#### Task brief
Down to the last line, reproduce the records exactly.

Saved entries
[Start of Attachment]
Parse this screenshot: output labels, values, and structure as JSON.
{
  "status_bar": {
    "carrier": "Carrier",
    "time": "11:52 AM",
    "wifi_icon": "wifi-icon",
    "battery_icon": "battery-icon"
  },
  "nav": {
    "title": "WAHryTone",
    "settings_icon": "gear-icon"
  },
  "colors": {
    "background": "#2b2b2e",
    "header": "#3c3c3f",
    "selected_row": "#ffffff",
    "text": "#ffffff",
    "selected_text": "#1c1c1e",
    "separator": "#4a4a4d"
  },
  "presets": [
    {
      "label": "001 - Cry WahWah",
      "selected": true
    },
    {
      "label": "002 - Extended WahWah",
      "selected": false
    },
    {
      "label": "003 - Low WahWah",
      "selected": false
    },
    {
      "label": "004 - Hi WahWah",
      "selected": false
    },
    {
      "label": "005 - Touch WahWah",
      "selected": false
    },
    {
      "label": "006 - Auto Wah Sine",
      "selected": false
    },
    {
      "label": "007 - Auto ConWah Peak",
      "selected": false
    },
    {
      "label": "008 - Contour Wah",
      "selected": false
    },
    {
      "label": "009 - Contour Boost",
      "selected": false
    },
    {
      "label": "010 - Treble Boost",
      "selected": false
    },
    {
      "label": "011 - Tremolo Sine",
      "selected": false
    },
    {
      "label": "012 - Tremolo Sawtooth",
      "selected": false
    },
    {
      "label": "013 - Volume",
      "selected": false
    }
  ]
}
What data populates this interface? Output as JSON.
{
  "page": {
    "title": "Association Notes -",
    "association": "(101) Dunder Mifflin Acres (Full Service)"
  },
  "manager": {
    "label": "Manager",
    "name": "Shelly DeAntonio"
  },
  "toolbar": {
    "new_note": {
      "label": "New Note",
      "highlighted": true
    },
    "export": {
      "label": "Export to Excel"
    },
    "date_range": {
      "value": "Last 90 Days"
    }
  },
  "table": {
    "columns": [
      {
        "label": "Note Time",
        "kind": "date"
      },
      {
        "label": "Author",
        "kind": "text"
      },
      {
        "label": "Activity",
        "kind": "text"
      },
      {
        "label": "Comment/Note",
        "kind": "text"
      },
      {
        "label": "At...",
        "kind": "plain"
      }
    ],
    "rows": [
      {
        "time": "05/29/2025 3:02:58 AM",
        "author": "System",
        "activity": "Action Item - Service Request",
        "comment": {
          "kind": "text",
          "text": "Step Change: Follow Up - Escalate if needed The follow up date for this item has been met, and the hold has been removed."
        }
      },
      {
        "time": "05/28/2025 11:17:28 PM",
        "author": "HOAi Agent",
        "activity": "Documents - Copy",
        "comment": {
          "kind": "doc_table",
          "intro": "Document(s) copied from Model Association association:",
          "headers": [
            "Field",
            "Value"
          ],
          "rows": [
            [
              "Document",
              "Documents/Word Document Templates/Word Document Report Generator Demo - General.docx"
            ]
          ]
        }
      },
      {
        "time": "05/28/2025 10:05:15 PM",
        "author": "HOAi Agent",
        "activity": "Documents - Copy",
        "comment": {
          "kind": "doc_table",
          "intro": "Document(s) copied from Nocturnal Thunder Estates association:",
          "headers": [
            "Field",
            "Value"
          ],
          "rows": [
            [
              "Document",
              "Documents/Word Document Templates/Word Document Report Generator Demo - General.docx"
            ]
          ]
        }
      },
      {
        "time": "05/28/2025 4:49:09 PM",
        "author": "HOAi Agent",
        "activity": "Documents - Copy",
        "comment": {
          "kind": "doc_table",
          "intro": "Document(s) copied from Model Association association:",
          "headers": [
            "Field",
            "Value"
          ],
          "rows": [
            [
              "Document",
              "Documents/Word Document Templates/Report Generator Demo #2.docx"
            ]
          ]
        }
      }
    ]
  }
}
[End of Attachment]
#### Task answer
Parse this screenshot: output labels, values, and structure as JSON.
{
  "status_bar": {
    "carrier": "Carrier",
    "time": "11:52 AM",
    "wifi_icon": "wifi-icon",
    "battery_icon": "battery-icon"
  },
  "nav": {
    "title": "WAHryTone",
    "settings_icon": "gear-icon"
  },
  "colors": {
    "background": "#2b2b2e",
    "header": "#3c3c3f",
    "selected_row": "#ffffff",
    "text": "#ffffff",
    "selected_text": "#1c1c1e",
    "separator": "#4a4a4d"
  },
  "presets": [
    {
      "label": "001 - Cry WahWah",
      "selected": true
    },
    {
      "label": "002 - Extended WahWah",
      "selected": false
    },
    {
      "label": "003 - Low WahWah",
      "selected": false
    },
    {
      "label": "004 - Hi WahWah",
      "selected": false
    },
    {
      "label": "005 - Touch WahWah",
      "selected": false
    },
    {
      "label": "006 - Auto Wah Sine",
      "selected": false
    },
    {
      "label": "007 - Auto ConWah Peak",
      "selected": false
    },
    {
      "label": "008 - Contour Wah",
      "selected": false
    },
    {
      "label": "009 - Contour Boost",
      "selected": false
    },
    {
      "label": "010 - Treble Boost",
      "selected": false
    },
    {
      "label": "011 - Tremolo Sine",
      "selected": false
    },
    {
      "label": "012 - Tremolo Sawtooth",
      "selected": false
    },
    {
      "label": "013 - Volume",
      "selected": false
    }
  ]
}
What data populates this interface? Output as JSON.
{
  "page": {
    "title": "Association Notes -",
    "association": "(101) Dunder Mifflin Acres (Full Service)"
  },
  "manager": {
    "label": "Manager",
    "name": "Shelly DeAntonio"
  },
  "toolbar": {
    "new_note": {
      "label": "New Note",
      "highlighted": true
    },
    "export": {
      "label": "Export to Excel"
    },
    "date_range": {
      "value": "Last 90 Days"
    }
  },
  "table": {
    "columns": [
      {
        "label": "Note Time",
        "kind": "date"
      },
      {
        "label": "Author",
        "kind": "text"
      },
      {
        "label": "Activity",
        "kind": "text"
      },
      {
        "label": "Comment/Note",
        "kind": "text"
      },
      {
        "label": "At...",
        "kind": "plain"
      }
    ],
    "rows": [
      {
        "time": "05/29/2025 3:02:58 AM",
        "author": "System",
        "activity": "Action Item - Service Request",
        "comment": {
          "kind": "text",
          "text": "Step Change: Follow Up - Escalate if needed The follow up date for this item has been met, and the hold has been removed."
        }
      },
      {
        "time": "05/28/2025 11:17:28 PM",
        "author": "HOAi Agent",
        "activity": "Documents - Copy",
        "comment": {
          "kind": "doc_table",
          "intro": "Document(s) copied from Model Association association:",
          "headers": [
            "Field",
            "Value"
          ],
          "rows": [
            [
              "Document",
              "Documents/Word Document Templates/Word Document Report Generator Demo - General.docx"
            ]
          ]
        }
      },
      {
        "time": "05/28/2025 10:05:15 PM",
        "author": "HOAi Agent",
        "activity": "Documents - Copy",
        "comment": {
          "kind": "doc_table",
          "intro": "Document(s) copied from Nocturnal Thunder Estates association:",
          "headers": [
            "Field",
            "Value"
          ],
          "rows": [
            [
              "Document",
              "Documents/Word Document Templates/Word Document Report Generator Demo - General.docx"
            ]
          ]
        }
      },
      {
        "time": "05/28/2025 4:49:09 PM",
        "author": "HOAi Agent",
        "activity": "Documents - Copy",
        "comment": {
          "kind": "doc_table",
          "intro": "Document(s) copied from Model Association association:",
          "headers": [
            "Field",
            "Value"
          ],
          "rows": [
            [
              "Document",
              "Documents/Word Document Templates/Report Generator Demo #2.docx"
            ]
          ]
        }
      }
    ]
  }
}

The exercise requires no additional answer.